Morphology of the human aorta and age-related changes: Anatomical facts

Pornhatai Komutrattananont, Pasuk Mahakkanukrauh*, Srijit Das

*Corresponding author for this work

Research output: Contribution to journalReview articlepeer-review

23 Citations (Scopus)

Abstract

Aorta is the largest artery in the human body. Its starting point is the aortic orifice of the aortic valve and it terminates at the level of the fourth lumbar vertebra. The main function of the aorta is to transport oxygenated blood to supply all the organs and cells. With advancing age, the structure and hence the function show progressive changes. Various changes in the aortic morphology include the luminal diameter of aorta, whole length of the aorta, thickness, the microstructural components also change, and these include collagen, elastin and smooth muscle cells. In addition, the dimensions of all segments of the aorta increase with age in both sexes. Since age is a major risk factor for degenerative change and diseases affecting the aorta, understanding the detailed anatomy of the aorta may provide essential information concerning the age-associated process of the aorta. Knowledge of the morphological changes in the aorta is also important for future clinical therapies pertaining to aortic disease. Additionally, the information regarding the structural changes with age may be applied for age determination. This review describes the overview of the anatomy of the aorta, age related changes in the morphology of the aorta and aortic diseases.

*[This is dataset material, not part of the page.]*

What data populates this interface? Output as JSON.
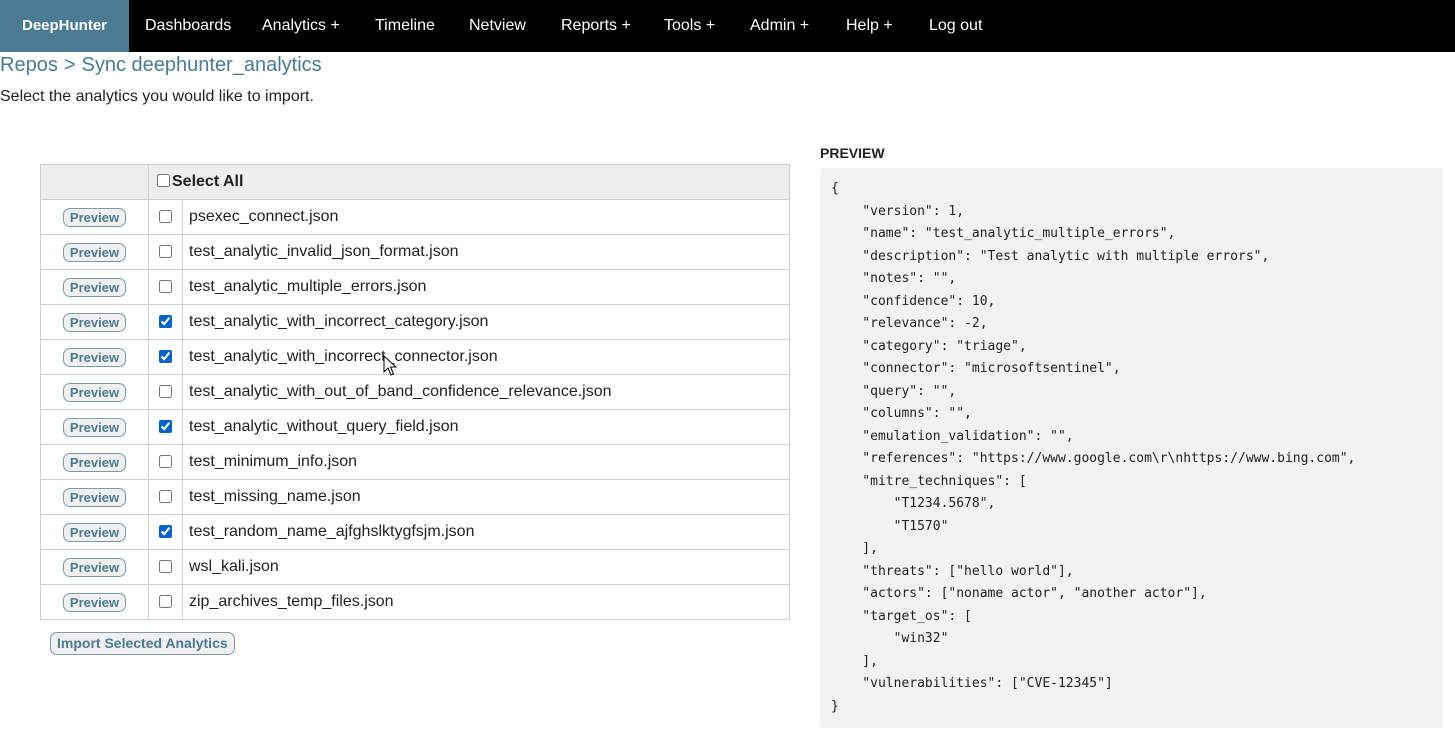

Original languageEnglish
Pages (from-to)109-114
Number of pages6
JournalAnatomy and Cell Biology
Volume52
Issue number2
DOIs
Publication statusPublished - Jun 1 2019
Externally publishedYes

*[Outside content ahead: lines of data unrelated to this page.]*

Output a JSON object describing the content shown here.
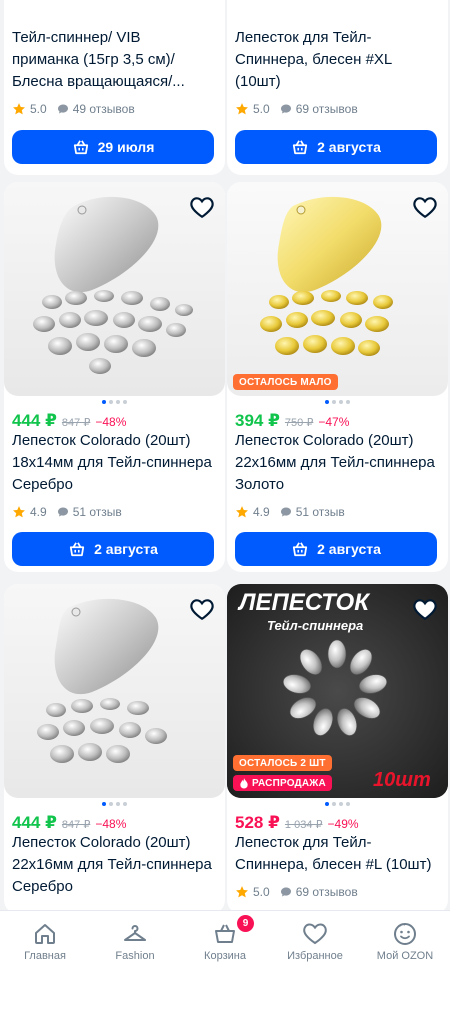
{
  "colors": {
    "accent": "#005bff",
    "price_green": "#10c44c",
    "sale_red": "#f91155",
    "badge_orange": "#ff6f31"
  },
  "top_cards": [
    {
      "title_lines": [
        "Тейл-спиннер/ VIB",
        "приманка (15гр 3,5 см)/",
        "Блесна вращающаяся/..."
      ],
      "rating": "5.0",
      "reviews": "49 отзывов",
      "delivery": "29 июля"
    },
    {
      "title_lines": [
        "Лепесток для Тейл-",
        "Спиннера, блесен #XL",
        "(10шт)"
      ],
      "rating": "5.0",
      "reviews": "69 отзывов",
      "delivery": "2 августа"
    }
  ],
  "products": [
    {
      "price": "444 ₽",
      "old_price": "847 ₽",
      "discount": "−48%",
      "title_lines": [
        "Лепесток Colorado (20шт)",
        "18x14мм для Тейл-спиннера",
        "Серебро"
      ],
      "rating": "4.9",
      "reviews": "51 отзыв",
      "delivery": "2 августа"
    },
    {
      "price": "394 ₽",
      "old_price": "750 ₽",
      "discount": "−47%",
      "badge": "ОСТАЛОСЬ МАЛО",
      "title_lines": [
        "Лепесток Colorado (20шт)",
        "22x16мм для Тейл-спиннера",
        "Золото"
      ],
      "rating": "4.9",
      "reviews": "51 отзыв",
      "delivery": "2 августа"
    },
    {
      "price": "444 ₽",
      "old_price": "847 ₽",
      "discount": "−48%",
      "title_lines": [
        "Лепесток Colorado (20шт)",
        "22x16мм для Тейл-спиннера",
        "Серебро"
      ]
    },
    {
      "price": "528 ₽",
      "old_price": "1 034 ₽",
      "discount": "−49%",
      "badge_stock": "ОСТАЛОСЬ 2 ШТ",
      "badge_sale": "РАСПРОДАЖА",
      "image_text": [
        "ЛЕПЕСТОК",
        "Тейл-спиннера",
        "10шт"
      ],
      "title_lines": [
        "Лепесток для Тейл-",
        "Спиннера, блесен #L (10шт)"
      ],
      "rating": "5.0",
      "reviews": "69 отзывов"
    }
  ],
  "tabbar": {
    "items": [
      {
        "label": "Главная",
        "icon": "home-icon"
      },
      {
        "label": "Fashion",
        "icon": "hanger-icon"
      },
      {
        "label": "Корзина",
        "icon": "cart-icon",
        "count": "9"
      },
      {
        "label": "Избранное",
        "icon": "heart-icon"
      },
      {
        "label": "Мой OZON",
        "icon": "profile-icon"
      }
    ]
  }
}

Keywords

  • Abdominal aorta
  • Age change
  • Aorta
  • Thoracic aorta

ASJC Scopus subject areas

  • Anatomy
  • Histology
  • Developmental Biology
  • Cellular and Molecular Neuroscience
  • Cell Biology

Fingerprint

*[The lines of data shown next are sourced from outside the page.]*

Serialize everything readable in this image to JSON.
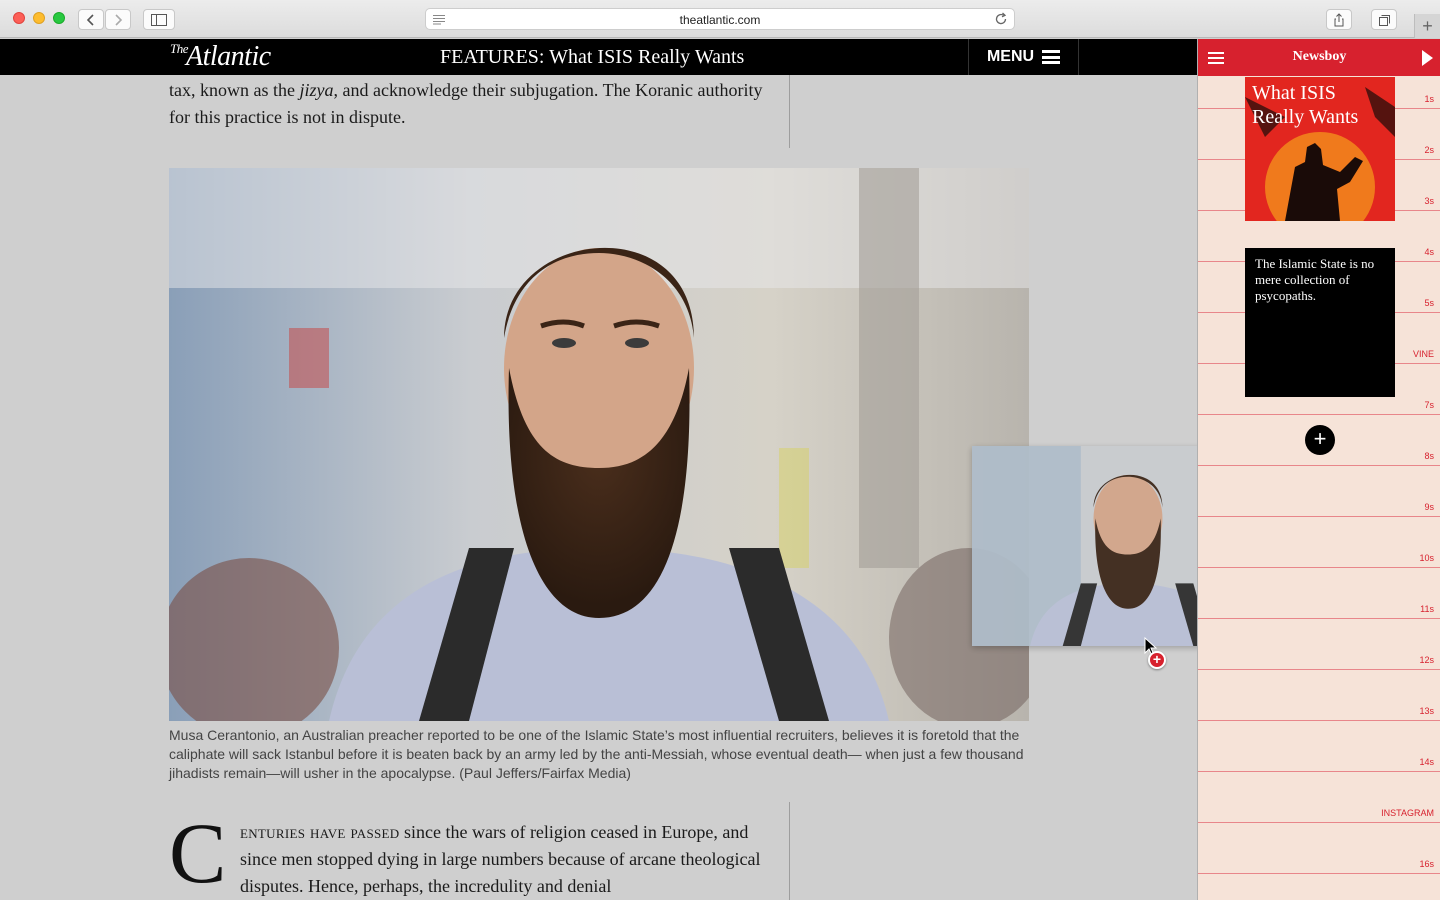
{
  "browser": {
    "url": "theatlantic.com"
  },
  "site": {
    "logo_the": "The",
    "logo_name": "Atlantic",
    "section_title": "FEATURES: What ISIS Really Wants",
    "menu_label": "MENU"
  },
  "article": {
    "para_top_1": "tax, known as the ",
    "para_top_em": "jizya",
    "para_top_2": ", and acknowledge their subjugation. The Koranic authority for this practice is not in dispute.",
    "caption": "Musa Cerantonio, an Australian preacher reported to be one of the Islamic State’s most influential recruiters, believes it is foretold that the caliphate will sack Istanbul before it is beaten back by an army led by the anti-Messiah, whose eventual death— when just a few thousand jihadists remain—will usher in the apocalypse. (Paul Jeffers/Fairfax Media)",
    "dropcap": "C",
    "smallcaps": "enturies have passed",
    "para_bottom": " since the wars of religion ceased in Europe, and since men stopped dying in large numbers because of arcane theological disputes. Hence, perhaps, the incredulity and denial"
  },
  "newsboy": {
    "title": "Newsboy",
    "card1_title": "What ISIS Really Wants",
    "card2_text": "The Islamic State is no mere collection of psycopaths.",
    "add_label": "+",
    "ticks": [
      "1s",
      "2s",
      "3s",
      "4s",
      "5s",
      "VINE",
      "7s",
      "8s",
      "9s",
      "10s",
      "11s",
      "12s",
      "13s",
      "14s",
      "INSTAGRAM",
      "16s"
    ]
  },
  "drag": {
    "badge": "+"
  },
  "colors": {
    "accent_red": "#d7212e",
    "panel_bg": "#f6e3d8",
    "header_black": "#000000"
  }
}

Dive into the research topics of 'Morphology of the human aorta and age-related changes: Anatomical facts'. Together they form a unique fingerprint.

Cite this